The heart of the series lies in its realistic portrayal of police procedures in missing persons cases. The viewers are given a chance to glimpse what happens behind the scenes in an investigation. The meticulous process of gathering clues, interviewing persons of interest, liaising with the family and attempting to draw connections to unravel the mystery forms the plot of each episode. Unlike scripted crime dramas, there's no guarantee of a tidy resolution at the end, upping the show's tension and authenticity.

Behind every case featured in the show, there is not just a missing person but a family, friends and loved ones desperate for any information. We see how the detectives handle these sensitive situations, offering support to distressed families while trying to remain objective in their pursuit of the truth. The show does not shy away from displaying the emotional connection formed between the investigators and those affected, illustrating how the cop's work life affects them personally.

Bill Mondy’s narration is a fundamental component in creating the desired atmosphere of suspense and reality that runs throughout each episode. He introduces the viewers to the case at hand, provides context for every scene and smoothly transitions from one important event to the next. His gravitas-filled voice is instrumental in setting the gravity of each minute that ticks by in an investigation.

The choice of the location, Chicago, adds another level of complexity to the show. Chicago is a vibrant, multicultural city with its share of crime problems, which makes it the perfect setting for a police documentary series. The series also highlights how local situations and community dynamics can affect an investigation.
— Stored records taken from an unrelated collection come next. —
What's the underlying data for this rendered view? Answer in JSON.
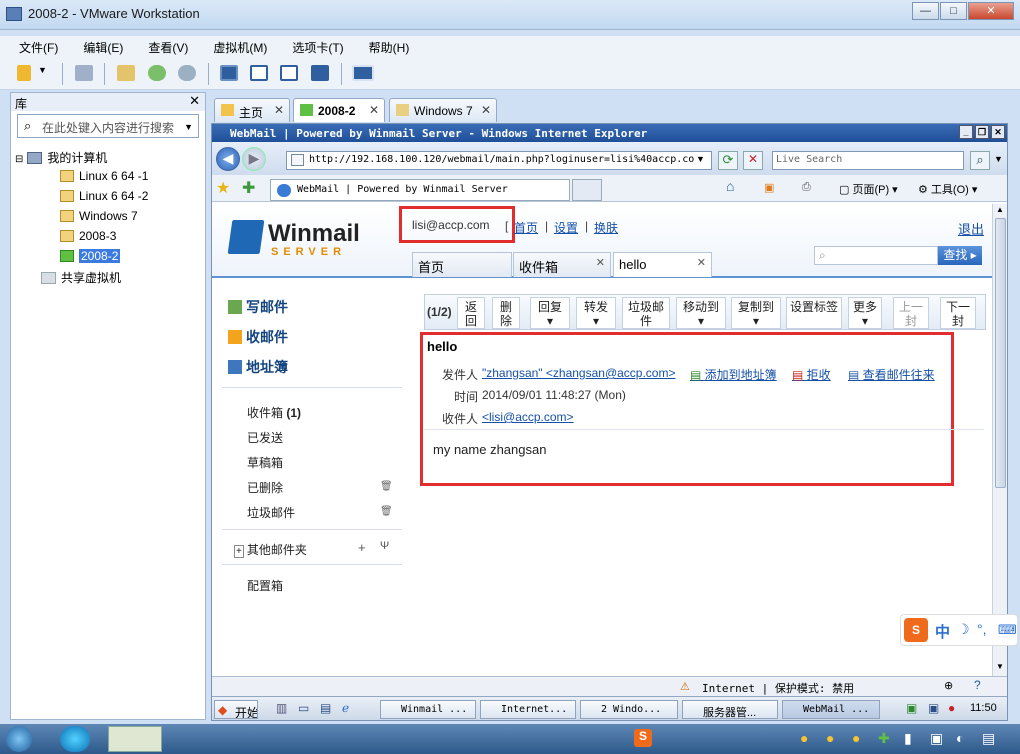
{
  "vmware": {
    "title": "2008-2 - VMware Workstation",
    "menu": [
      "文件(F)",
      "编辑(E)",
      "查看(V)",
      "虚拟机(M)",
      "选项卡(T)",
      "帮助(H)"
    ],
    "library": {
      "title": "库",
      "search_placeholder": "在此处键入内容进行搜索",
      "root": "我的计算机",
      "vms": [
        "Linux 6 64 -1",
        "Linux 6 64 -2",
        "Windows 7",
        "2008-3",
        "2008-2"
      ],
      "shared": "共享虚拟机"
    },
    "tabs": [
      "主页",
      "2008-2",
      "Windows 7"
    ]
  },
  "ie": {
    "title": "WebMail | Powered by Winmail Server - Windows Internet Explorer",
    "address": "http://192.168.100.120/webmail/main.php?loginuser=lisi%40accp.co",
    "live_search": "Live Search",
    "fav_tab": "WebMail | Powered by Winmail Server",
    "page_menu": "页面(P)",
    "tools_menu": "工具(O)",
    "status_zone": "Internet | 保护模式: 禁用"
  },
  "webmail": {
    "logo_main": "Winmail",
    "logo_sub": "SERVER",
    "user": "lisi@accp.com",
    "links": [
      "首页",
      "设置",
      "换肤"
    ],
    "logout": "退出",
    "search_button": "查找",
    "tabs": [
      "首页",
      "收件箱",
      "hello"
    ],
    "nav_big": [
      "写邮件",
      "收邮件",
      "地址簿"
    ],
    "folders": [
      {
        "name": "收件箱",
        "count": "(1)"
      },
      {
        "name": "已发送",
        "count": ""
      },
      {
        "name": "草稿箱",
        "count": ""
      },
      {
        "name": "已删除",
        "count": ""
      },
      {
        "name": "垃圾邮件",
        "count": ""
      }
    ],
    "other_folders": "其他邮件夹",
    "config_box": "配置箱",
    "toolbar": {
      "counter": "(1/2)",
      "buttons": [
        "返回",
        "删除",
        "回复",
        "转发",
        "垃圾邮件",
        "移动到",
        "复制到",
        "设置标签",
        "更多",
        "上一封",
        "下一封"
      ]
    },
    "message": {
      "subject": "hello",
      "from_label": "发件人",
      "from_value": "\"zhangsan\" <zhangsan@accp.com>",
      "add_contact": "添加到地址簿",
      "reject": "拒收",
      "view_thread": "查看邮件往来",
      "time_label": "时间",
      "time_value": "2014/09/01 11:48:27 (Mon)",
      "to_label": "收件人",
      "to_value": "<lisi@accp.com>",
      "body": "my name zhangsan"
    }
  },
  "guest_taskbar": {
    "start": "开始",
    "items": [
      "Winmail ...",
      "Internet...",
      "2 Windo...",
      "服务器管...",
      "WebMail ..."
    ],
    "clock": "11:50"
  }
}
Each episode is a standalone case study yet carries forward the overarching theme of dogged determination of the law enforcement officials. The detectives showcased carry diverse experiences and expertise, imbuing the series with a unique blend of personalities. While sharing a common goal, each detective brings a distinctive approach to the cases creating a blend of different investigative styles.

The First 48: Missing Persons is not all about the thrill of the chase or the satisfaction of solving a mystery. It genuinely focuses on the human aspect of every investigation. The instances of joy when the missing person is found can be as heartfelt as those moments of collective grief when the outcome is less favourable. The series serves as a stark reminder of the fragility of life and the strength of the human spirit in adversity.
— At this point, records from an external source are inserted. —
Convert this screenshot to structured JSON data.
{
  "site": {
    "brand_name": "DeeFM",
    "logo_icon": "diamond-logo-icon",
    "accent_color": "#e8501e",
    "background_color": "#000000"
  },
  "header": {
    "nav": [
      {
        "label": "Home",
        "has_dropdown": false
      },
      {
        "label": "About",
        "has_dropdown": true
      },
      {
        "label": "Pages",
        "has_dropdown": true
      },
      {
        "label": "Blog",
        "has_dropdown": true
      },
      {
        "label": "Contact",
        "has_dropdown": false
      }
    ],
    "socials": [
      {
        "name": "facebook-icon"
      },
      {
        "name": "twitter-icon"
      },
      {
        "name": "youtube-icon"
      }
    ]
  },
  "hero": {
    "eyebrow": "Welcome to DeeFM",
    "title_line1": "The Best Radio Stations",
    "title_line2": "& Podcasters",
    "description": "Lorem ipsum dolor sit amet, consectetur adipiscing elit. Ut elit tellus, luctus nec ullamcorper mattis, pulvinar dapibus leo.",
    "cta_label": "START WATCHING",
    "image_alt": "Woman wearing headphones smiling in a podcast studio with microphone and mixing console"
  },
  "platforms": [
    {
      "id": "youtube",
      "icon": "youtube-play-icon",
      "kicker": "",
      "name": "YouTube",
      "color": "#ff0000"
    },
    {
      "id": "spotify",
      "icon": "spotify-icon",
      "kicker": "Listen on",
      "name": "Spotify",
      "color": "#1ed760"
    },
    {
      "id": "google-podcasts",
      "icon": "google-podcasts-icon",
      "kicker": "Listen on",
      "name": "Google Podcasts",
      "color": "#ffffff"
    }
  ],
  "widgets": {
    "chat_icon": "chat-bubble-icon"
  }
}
From bearing witness to the distress calls from families, to the painstaking footwork involved in canvassing neighborhoods for clues or witnesses, to the intense interrogations to extract truth, viewers of The First 48: Missing Persons become part of a heartfelt, harrowing journey that unfolds with each episode. This immersive experience is what sets the show apart from other police procedural documentaries.
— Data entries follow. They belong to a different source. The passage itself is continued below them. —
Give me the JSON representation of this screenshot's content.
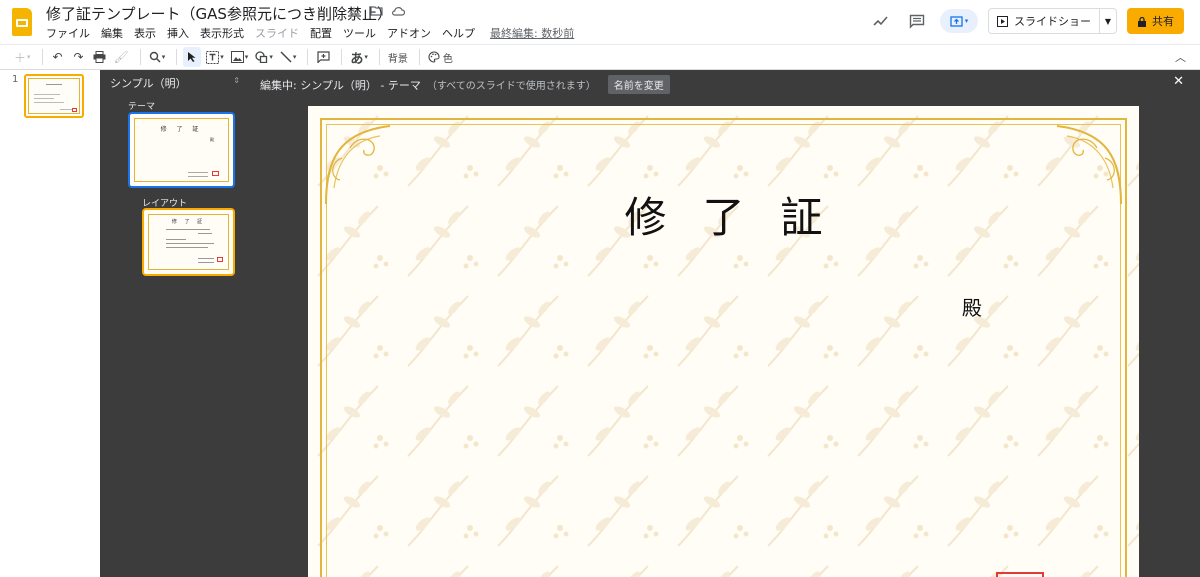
{
  "header": {
    "doc_title": "修了証テンプレート（GAS参照元につき削除禁止）",
    "menus": [
      {
        "label": "ファイル",
        "disabled": false
      },
      {
        "label": "編集",
        "disabled": false
      },
      {
        "label": "表示",
        "disabled": false
      },
      {
        "label": "挿入",
        "disabled": false
      },
      {
        "label": "表示形式",
        "disabled": false
      },
      {
        "label": "スライド",
        "disabled": true
      },
      {
        "label": "配置",
        "disabled": false
      },
      {
        "label": "ツール",
        "disabled": false
      },
      {
        "label": "アドオン",
        "disabled": false
      },
      {
        "label": "ヘルプ",
        "disabled": false
      }
    ],
    "last_edit": "最終編集: 数秒前",
    "slideshow_label": "スライドショー",
    "share_label": "共有"
  },
  "toolbar": {
    "input_tools_label": "あ",
    "background_label": "背景",
    "color_label": "色"
  },
  "filmstrip": {
    "slides": [
      {
        "number": "1"
      }
    ]
  },
  "theme_panel": {
    "title": "シンプル（明）",
    "theme_label": "テーマ",
    "layout_label": "レイアウト",
    "mini_title": "修 了 証",
    "mini_tono": "殿"
  },
  "editor": {
    "editing_label": "編集中: シンプル（明） - テーマ",
    "editing_sub": "（すべてのスライドで使用されます）",
    "rename_label": "名前を変更",
    "certificate_title": "修了証",
    "tono": "殿"
  },
  "colors": {
    "accent_gold": "#e2b53c",
    "share_yellow": "#f9ab00",
    "selection_blue": "#1a73e8",
    "panel_dark": "#3c3c3c",
    "seal_red": "#e53935"
  }
}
Overall, The First 48: Missing Persons is an engaging, informative and harrowing series that provides viewers with an intimate insight into the tireless efforts by law enforcement officials to resolve missing persons cases within the critical first 48 hours. Bill Mondy’s remarkable narration, the realistic portrayal of investigations and focus on human stories make it a must-watch for every true crime enthusiast. It not only offers a riveting viewing experience but also honors the dedication and tenacity of the police force, emboldening respect for their work.

The First 48: Missing Persons is a series categorized as a canceled/ended. Spanning 2 seasons with a total of 15 episodes, the show debuted on 2011. The series has earned a moderate reviews from both critics and viewers. The IMDb score stands at 7.3.

Bill Mondy
The First 48: Missing Persons is available on .